YOUR GOAL => Throughout the material below, how many lines include the string "JSON"? Reply with only the number.

EXERCISE MATERIAL =>
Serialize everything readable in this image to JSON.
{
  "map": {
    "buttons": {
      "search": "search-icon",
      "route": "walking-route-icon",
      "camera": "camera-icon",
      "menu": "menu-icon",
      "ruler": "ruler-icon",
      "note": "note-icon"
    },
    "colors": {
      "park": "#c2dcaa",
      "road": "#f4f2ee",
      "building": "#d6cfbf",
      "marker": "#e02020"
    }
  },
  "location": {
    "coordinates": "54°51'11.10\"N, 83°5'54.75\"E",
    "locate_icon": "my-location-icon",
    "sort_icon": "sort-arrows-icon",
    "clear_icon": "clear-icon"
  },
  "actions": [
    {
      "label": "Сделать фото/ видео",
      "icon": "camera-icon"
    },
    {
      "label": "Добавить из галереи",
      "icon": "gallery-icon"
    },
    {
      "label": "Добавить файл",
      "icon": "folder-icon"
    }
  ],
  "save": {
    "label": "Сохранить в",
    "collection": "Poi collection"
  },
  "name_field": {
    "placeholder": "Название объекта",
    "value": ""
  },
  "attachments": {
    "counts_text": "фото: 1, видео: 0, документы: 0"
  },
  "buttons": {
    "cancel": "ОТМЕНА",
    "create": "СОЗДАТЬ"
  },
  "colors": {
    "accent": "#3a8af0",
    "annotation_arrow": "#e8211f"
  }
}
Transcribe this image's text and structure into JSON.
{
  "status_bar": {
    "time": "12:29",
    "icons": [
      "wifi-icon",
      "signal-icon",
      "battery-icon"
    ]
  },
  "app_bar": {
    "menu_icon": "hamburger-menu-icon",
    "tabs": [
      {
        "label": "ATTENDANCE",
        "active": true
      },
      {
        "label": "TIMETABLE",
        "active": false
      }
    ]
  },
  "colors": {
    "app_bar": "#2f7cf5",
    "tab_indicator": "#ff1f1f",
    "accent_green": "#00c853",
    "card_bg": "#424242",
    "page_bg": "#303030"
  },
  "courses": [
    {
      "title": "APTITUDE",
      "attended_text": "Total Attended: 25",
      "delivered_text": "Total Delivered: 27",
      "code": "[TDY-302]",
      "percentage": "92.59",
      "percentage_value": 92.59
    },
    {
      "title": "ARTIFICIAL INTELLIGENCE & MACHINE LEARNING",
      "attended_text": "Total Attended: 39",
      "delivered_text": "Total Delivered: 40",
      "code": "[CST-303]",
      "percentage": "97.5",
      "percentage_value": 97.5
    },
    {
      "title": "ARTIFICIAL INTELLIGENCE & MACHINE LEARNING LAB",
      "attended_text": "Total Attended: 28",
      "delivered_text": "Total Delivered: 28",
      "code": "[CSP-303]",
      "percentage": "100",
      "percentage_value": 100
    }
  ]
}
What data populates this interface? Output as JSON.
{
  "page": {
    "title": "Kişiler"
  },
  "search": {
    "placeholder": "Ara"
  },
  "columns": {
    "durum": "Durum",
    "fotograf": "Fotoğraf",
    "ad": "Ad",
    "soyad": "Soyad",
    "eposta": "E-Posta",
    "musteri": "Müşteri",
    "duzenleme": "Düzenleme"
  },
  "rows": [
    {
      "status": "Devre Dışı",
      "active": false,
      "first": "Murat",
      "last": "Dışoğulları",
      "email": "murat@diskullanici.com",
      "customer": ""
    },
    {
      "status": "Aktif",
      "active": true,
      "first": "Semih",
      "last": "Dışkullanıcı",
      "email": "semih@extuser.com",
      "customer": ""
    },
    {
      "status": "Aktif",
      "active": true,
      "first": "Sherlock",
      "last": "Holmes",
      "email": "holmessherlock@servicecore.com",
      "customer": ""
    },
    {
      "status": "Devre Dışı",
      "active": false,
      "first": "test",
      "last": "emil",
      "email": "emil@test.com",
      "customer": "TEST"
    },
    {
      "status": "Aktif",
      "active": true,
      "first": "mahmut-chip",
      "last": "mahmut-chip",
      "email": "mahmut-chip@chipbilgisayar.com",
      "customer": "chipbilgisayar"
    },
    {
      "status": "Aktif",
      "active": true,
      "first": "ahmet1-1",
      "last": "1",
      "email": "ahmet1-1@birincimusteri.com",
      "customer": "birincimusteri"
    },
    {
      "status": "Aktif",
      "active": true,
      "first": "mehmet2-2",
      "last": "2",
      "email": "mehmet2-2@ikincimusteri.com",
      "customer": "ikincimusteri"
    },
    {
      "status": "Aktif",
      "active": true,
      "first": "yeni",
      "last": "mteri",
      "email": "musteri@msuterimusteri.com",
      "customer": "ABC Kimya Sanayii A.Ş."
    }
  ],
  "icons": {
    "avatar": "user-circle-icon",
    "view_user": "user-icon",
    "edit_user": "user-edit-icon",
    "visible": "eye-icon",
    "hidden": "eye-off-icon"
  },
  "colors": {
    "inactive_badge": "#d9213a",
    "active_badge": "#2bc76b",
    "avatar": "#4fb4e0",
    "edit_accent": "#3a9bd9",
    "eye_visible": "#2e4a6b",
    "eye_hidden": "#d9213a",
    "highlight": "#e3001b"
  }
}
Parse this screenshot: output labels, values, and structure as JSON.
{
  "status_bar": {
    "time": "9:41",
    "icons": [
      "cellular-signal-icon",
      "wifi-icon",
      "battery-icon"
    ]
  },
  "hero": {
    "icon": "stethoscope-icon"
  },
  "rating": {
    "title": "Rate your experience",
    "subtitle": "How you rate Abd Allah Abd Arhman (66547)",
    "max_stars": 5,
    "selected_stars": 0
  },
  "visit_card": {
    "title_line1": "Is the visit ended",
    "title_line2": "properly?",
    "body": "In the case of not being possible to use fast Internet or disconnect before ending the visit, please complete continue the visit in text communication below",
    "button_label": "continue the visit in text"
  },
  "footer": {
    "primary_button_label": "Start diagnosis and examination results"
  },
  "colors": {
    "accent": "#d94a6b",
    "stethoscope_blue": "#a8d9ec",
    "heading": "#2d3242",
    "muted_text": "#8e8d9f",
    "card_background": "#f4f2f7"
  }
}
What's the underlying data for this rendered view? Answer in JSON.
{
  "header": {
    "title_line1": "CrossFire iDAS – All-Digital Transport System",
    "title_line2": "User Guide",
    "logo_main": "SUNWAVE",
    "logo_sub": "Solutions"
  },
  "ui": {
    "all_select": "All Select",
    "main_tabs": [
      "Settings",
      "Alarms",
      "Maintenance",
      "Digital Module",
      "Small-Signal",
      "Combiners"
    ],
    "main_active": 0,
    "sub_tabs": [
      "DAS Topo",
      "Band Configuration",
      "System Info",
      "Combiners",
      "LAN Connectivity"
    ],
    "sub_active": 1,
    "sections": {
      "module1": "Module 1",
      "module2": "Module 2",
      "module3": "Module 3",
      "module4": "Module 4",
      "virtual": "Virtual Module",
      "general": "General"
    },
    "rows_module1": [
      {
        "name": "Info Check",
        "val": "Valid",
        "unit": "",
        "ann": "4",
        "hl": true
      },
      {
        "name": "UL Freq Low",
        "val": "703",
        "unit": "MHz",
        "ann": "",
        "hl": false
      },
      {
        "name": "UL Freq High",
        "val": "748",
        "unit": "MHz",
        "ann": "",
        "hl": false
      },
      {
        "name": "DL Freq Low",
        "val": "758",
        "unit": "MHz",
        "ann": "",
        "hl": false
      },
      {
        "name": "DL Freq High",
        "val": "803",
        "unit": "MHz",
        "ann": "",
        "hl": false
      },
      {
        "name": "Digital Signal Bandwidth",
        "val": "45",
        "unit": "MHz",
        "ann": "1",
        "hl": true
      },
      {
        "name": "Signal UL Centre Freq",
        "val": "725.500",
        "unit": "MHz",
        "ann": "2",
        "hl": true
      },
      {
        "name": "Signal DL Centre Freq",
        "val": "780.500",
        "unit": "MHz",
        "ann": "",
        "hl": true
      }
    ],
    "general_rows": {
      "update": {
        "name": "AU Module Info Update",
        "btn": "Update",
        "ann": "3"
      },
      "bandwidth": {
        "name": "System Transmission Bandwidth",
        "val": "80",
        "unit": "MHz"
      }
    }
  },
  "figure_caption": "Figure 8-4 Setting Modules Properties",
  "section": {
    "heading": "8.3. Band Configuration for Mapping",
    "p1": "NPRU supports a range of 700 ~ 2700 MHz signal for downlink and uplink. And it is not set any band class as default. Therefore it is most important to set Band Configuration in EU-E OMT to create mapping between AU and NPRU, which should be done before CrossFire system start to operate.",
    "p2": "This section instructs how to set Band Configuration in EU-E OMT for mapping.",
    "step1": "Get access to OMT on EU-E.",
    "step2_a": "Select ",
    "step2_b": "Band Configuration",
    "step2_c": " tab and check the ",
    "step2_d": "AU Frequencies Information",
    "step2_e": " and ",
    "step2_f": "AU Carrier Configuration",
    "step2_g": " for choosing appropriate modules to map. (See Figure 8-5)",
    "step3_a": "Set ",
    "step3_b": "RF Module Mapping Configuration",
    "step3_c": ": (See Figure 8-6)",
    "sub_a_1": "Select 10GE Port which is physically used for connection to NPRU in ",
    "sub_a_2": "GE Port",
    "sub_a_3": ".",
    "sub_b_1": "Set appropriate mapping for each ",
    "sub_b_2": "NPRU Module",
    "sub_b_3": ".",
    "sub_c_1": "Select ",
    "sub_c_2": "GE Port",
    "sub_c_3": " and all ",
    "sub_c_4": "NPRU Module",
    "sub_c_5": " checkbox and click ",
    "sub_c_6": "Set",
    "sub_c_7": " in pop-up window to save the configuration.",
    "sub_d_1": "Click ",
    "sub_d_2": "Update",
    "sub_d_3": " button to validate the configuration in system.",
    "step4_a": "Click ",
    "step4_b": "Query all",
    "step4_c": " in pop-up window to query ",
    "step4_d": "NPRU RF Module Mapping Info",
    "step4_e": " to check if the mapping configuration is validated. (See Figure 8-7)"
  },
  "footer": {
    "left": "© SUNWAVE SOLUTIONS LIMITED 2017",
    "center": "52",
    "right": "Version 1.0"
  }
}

FINISHED TASK => 5